Amna Al Ketbi (Dubai)
The two Emirati astronauts, Hazza Al Mansouri and Sultan Al Neyadi, underwent training at NASA’s Johnson Space Center, including maintenance operations outside the International Space Station. During their training, they use the ARGOS system, which helps them simulate microgravity and other space environments.
The two Emirati astronauts are continuing specific training at the Johnson Space Center, which included theoretical classes and practical training on the T-38 aircraft.
The practical exercises included planning the flight path and communicating with air navigation control towers, in addition to maneuvering the aircraft, exposure to high acceleration forces, and dealing with emergencies, in addition to theoretical classes for in-plane control systems, radar, communications, navigation and emergency systems, in order to qualify them to be “operators”. for the International Space Station.
Al Mansouri and Al Neyadi trained in the Virtual Reality Laboratory, which helps astronauts train on different and accurate equipment and tasks, including simulating the external maintenance process of the International Space Station during spacewalks, in addition to their beginning to fly the T-38 planes, where they learn about the components of the plane, and systems Control, navigation, standard and emergency procedures, especially that working inside the aircraft is dynamic, and requires mental presence and speed of response, which simulates work in spacecraft.

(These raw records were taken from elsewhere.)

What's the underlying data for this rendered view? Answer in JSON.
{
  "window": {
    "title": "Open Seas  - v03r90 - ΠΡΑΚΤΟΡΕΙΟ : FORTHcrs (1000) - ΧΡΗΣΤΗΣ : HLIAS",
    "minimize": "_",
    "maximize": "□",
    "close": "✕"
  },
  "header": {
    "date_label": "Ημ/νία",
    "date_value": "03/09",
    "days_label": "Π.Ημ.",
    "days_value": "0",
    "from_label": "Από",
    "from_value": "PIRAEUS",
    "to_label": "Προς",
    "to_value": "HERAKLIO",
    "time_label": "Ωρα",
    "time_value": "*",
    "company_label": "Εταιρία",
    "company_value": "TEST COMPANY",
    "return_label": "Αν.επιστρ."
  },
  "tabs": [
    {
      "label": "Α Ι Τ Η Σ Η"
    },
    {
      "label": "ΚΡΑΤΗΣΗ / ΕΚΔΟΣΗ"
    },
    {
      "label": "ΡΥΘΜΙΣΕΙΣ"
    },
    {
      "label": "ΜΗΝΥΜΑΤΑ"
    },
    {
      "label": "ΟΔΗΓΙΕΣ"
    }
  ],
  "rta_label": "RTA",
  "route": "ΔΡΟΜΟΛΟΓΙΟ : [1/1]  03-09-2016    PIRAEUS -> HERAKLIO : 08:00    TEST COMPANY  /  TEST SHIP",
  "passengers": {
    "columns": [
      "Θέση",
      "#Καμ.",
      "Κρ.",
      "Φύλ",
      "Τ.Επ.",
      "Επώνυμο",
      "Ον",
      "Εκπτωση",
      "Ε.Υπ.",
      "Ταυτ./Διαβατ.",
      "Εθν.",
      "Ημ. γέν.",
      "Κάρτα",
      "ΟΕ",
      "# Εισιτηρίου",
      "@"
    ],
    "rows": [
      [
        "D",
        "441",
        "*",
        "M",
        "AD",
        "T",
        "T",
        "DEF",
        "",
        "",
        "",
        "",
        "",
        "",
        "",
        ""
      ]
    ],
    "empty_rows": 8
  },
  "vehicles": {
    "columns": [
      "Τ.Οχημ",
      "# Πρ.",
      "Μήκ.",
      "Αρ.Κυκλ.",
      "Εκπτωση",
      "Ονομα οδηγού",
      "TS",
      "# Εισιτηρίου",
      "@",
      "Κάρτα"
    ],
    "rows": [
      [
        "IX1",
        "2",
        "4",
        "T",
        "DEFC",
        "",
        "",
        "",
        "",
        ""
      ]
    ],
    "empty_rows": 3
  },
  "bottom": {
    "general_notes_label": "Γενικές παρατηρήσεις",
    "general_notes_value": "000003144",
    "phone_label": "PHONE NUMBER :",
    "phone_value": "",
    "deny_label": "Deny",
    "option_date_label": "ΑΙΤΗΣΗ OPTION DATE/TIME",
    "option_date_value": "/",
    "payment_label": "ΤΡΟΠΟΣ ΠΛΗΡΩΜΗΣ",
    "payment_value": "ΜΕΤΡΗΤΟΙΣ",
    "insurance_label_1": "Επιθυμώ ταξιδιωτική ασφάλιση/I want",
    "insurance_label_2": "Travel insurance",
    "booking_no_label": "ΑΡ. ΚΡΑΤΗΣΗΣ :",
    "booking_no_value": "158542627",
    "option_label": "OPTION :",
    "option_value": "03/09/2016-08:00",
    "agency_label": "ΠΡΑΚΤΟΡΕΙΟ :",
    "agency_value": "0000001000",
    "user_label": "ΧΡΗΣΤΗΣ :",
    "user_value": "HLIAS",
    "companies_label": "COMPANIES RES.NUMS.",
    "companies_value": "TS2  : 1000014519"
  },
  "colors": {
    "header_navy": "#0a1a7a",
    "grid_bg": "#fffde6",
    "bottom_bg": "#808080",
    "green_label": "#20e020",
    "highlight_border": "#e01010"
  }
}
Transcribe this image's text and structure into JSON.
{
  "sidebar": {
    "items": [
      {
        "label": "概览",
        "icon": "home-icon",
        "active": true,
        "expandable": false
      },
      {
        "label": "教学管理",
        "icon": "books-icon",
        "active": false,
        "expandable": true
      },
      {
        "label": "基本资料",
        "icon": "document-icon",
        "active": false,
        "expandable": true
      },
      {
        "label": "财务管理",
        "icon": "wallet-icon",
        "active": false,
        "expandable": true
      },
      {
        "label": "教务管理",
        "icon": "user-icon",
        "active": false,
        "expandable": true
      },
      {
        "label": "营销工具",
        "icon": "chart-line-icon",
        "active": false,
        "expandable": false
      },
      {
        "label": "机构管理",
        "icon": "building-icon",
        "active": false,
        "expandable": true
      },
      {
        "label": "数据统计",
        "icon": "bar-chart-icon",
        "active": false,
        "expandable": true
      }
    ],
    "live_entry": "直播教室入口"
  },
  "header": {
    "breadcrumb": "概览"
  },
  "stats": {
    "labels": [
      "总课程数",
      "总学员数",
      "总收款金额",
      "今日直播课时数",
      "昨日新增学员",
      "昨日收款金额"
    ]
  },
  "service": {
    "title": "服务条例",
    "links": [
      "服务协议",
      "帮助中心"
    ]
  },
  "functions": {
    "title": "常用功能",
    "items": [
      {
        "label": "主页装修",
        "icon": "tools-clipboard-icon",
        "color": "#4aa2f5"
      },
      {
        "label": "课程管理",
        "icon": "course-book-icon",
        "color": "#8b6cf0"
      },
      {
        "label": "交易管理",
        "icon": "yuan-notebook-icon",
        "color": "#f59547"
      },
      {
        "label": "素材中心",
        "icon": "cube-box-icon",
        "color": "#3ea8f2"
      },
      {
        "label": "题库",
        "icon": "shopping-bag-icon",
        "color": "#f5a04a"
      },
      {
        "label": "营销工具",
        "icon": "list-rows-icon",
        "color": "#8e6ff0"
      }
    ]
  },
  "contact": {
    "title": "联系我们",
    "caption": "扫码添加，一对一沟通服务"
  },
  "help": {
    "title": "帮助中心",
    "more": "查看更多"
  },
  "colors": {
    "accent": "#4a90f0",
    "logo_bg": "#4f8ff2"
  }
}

The training operations included training on the T-38 jet plane, driving it during ascent and landing, and performing maneuvers at altitudes of more than 5 kilometers, in addition to learning the plane’s electricity, how to use the rescue chair, and making standard procedures similar to some missions of the International Space Station. The exercises also include the routine tasks that astronauts perform aboard the International Space Station, such as operating and handling computer systems, storing and locating equipment, communicating with ground stations, maintaining, installing and repairing equipment, dealing with ISS systems, and controlling robots. In addition, the two astronauts in the center study aerodynamics, physics and physiology, methods of tracking space ships, studying how rocket engines work and flight mechanics, and learning about other different sciences, such as geology that helps them learn about the nature of the moon’s surface, and other related matters. cognitive.
The neutral buoyancy laboratory exercises are one of the most important methods to prepare astronauts for spacewalk missions, during which the body is suspended in a state between buoyancy and drowning, in a huge swimming pool, 202 feet long, 102 feet wide, and 40 feet deep. One of the important experiences for astronauts, before any space flight, where the space suit is worn under the surface of the water, inside huge basins prepared for training, with the help of weights that maintain the level of the astronauts, by avoiding landing under the bottom, or floating to the surface, and this comes to put the astronauts Space is in a state similar to weightlessness and gravity. They spend 6 hours underwater, which is equivalent to an hour in space.
The two astronauts have spent 9 months now since joining the Johnson Center training, during which they have undergone a lot of professional training, which includes training on spacewalk missions outside the International Space Station, staying for long periods in it, and training on many of the operations that take place on board, including handling With terminal systems and robotics control.